Maybe so. But with your name in hand, they promptly check out your social media—that place where you post photos of you, your pets, your friends and your family; the place where you share vacation photos, memes, platitudes, gripes—basically where you bare your soul on a variety of levels.
Since the majority of hiring managers are checking social media these days, it makes sense to take your social media habits seriously. Before an interview can happen, they want to know as much as they can about a prospective employee, warts and all.
According to Rebecca Dhanarine, director of The Anderson University Center for Career Development, applicants should make sure their social media accounts are free from anything that might be a red flag for potential employers. For the center’s own hires, Dhanarine follows the same advice that she and her colleagues at the Center for Career Development share with students who are seeking jobs.
“We’re searching Instagram, Facebook, Twitter—we’re looking to see, especially for AU—if they’re a good mission fit, then to make sure this person doesn’t post things showing they’re making a bad choice and judgment, which is very important,” Dhanarine said.
An applicant’s social media posting says a lot about their life priorities—negative or positive—and things they’re passionate about.
“You see volunteer work that they’ve done and you see some of the positives that can be value-added for the organization,” she said, adding that sharing knowledge through blogs and posts that align with their professional interests are a plus.
Dhanarine urges job seekers to enlist someone they trust to look over their social media.
“If they can find a mentor in their field, a mentor that’s a true leader—that’s very beneficial because it will help coach them along the way. There’s a lot of things that—even in your career—you still learn, whether you’re fresh out of college or you’ve been in that field for some time, you can always learn from someone who has more experience than you,” Dhanarine said.
She adds it’s important for anyone using social media to be discerning about whether a particular kind of post is appropriate for the platform; for example, keeping their LinkedIn profile focused on their professional selves and using that more for networking and engaging with colleagues. Above all, Dhanarine stresses that, just as important as it is with their résumé, information in their profile should be truthful and accurate.
She also stresses that applicants should learn as much as they can about companies or organizations where they are applying by checking out their social media pages and website.
The Anderson University Center for Career Development regularly posts tips for job seekers, including job postings and videos on its LinkedIn, Facebook and other social media accounts.

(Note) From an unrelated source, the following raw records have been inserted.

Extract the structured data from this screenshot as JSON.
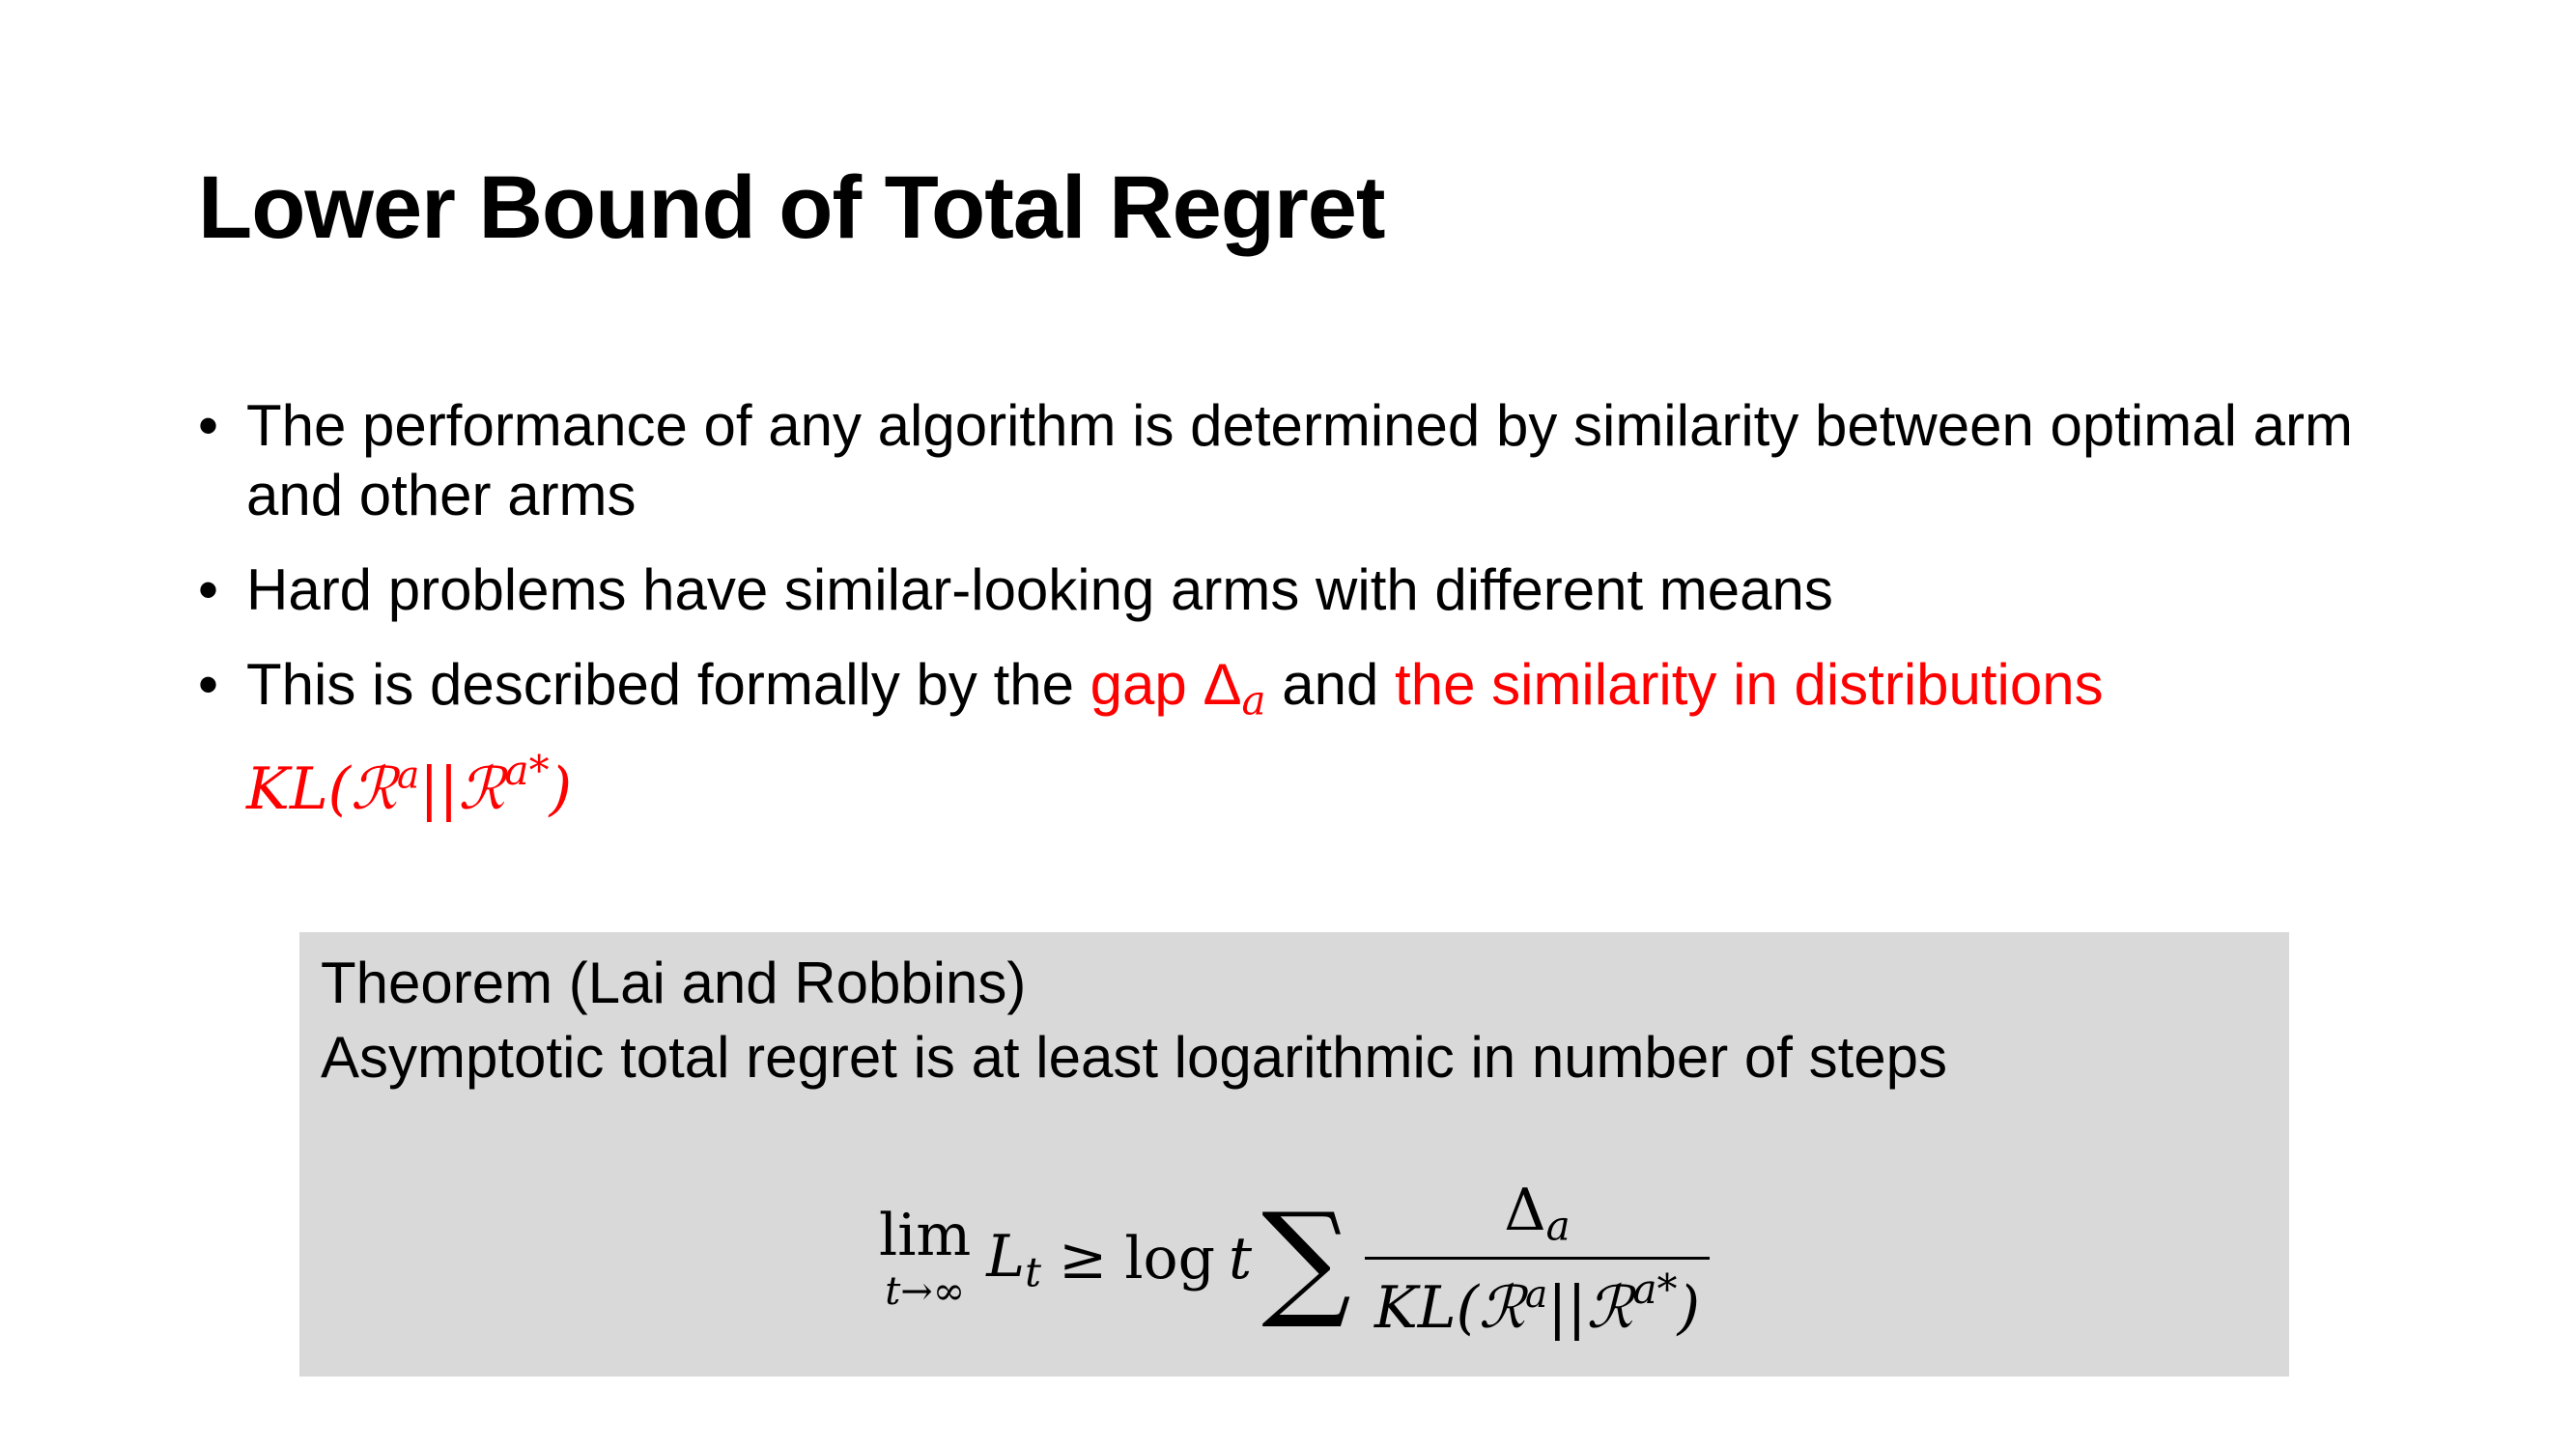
{
  "slide": {
    "title": "Lower Bound of Total Regret",
    "bullets": [
      {
        "text": "The performance of any algorithm is determined by similarity between optimal arm and other arms"
      },
      {
        "text": "Hard problems have similar-looking arms with different means"
      },
      {
        "prefix": "This is described formally by the ",
        "gap_label": "gap ",
        "gap_symbol": "Δ",
        "gap_sub": "a",
        "middle": " and ",
        "similarity_label": "the similarity in distributions",
        "kl": {
          "prefix": "KL(",
          "r1": "ℛ",
          "r1_sup": "a",
          "sep": "||",
          "r2": "ℛ",
          "r2_sup": "a*",
          "close": ")"
        }
      }
    ],
    "bullet_glyph": "•",
    "theorem": {
      "heading": "Theorem (Lai and Robbins)",
      "statement": "Asymptotic total regret is at least logarithmic in number of steps",
      "formula": {
        "lim": "lim",
        "lim_under": "t→∞",
        "L": "L",
        "L_sub": "t",
        "geq": "≥",
        "log": "log",
        "t": "t",
        "sum": "∑",
        "numerator": "Δ",
        "numerator_sub": "a",
        "denominator": "KL(ℛ",
        "den_sup1": "a",
        "den_mid": "||ℛ",
        "den_sup2": "a*",
        "den_close": ")"
      }
    },
    "colors": {
      "highlight": "#ff0000",
      "theorem_bg": "#d9d9d9",
      "text": "#000000"
    }
  }
}
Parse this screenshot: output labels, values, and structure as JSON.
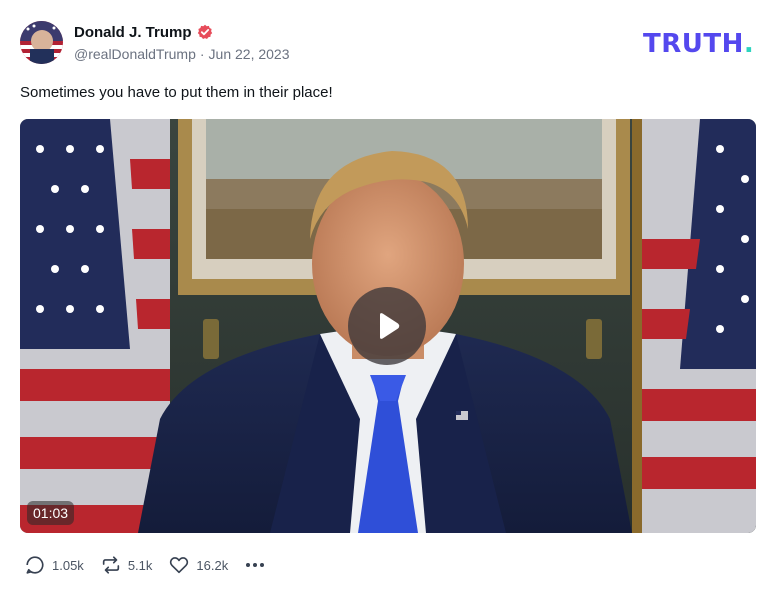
{
  "author": {
    "name": "Donald J. Trump",
    "handle": "@realDonaldTrump",
    "separator": "·",
    "date": "Jun 22, 2023"
  },
  "brand": {
    "logo_text": "TRUTH",
    "logo_dot": ".",
    "logo_color": "#5448ee",
    "dot_color": "#2dd4bf"
  },
  "post": {
    "text": "Sometimes you have to put them in their place!"
  },
  "video": {
    "duration": "01:03"
  },
  "actions": {
    "replies": "1.05k",
    "retruths": "5.1k",
    "likes": "16.2k"
  },
  "icons": {
    "verified": "verified-badge-icon",
    "reply": "reply-icon",
    "retruth": "retruth-icon",
    "like": "heart-icon",
    "more": "more-icon",
    "play": "play-icon"
  },
  "colors": {
    "verified_badge": "#e74c5a",
    "play_overlay": "#3c373a"
  }
}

The mission of Anderson University Center for Career Development is to connect students with opportunities to explore career paths and develop marketable career readiness competencies that allow them to optimize their knowledge and skills toward the development of their God-given potential.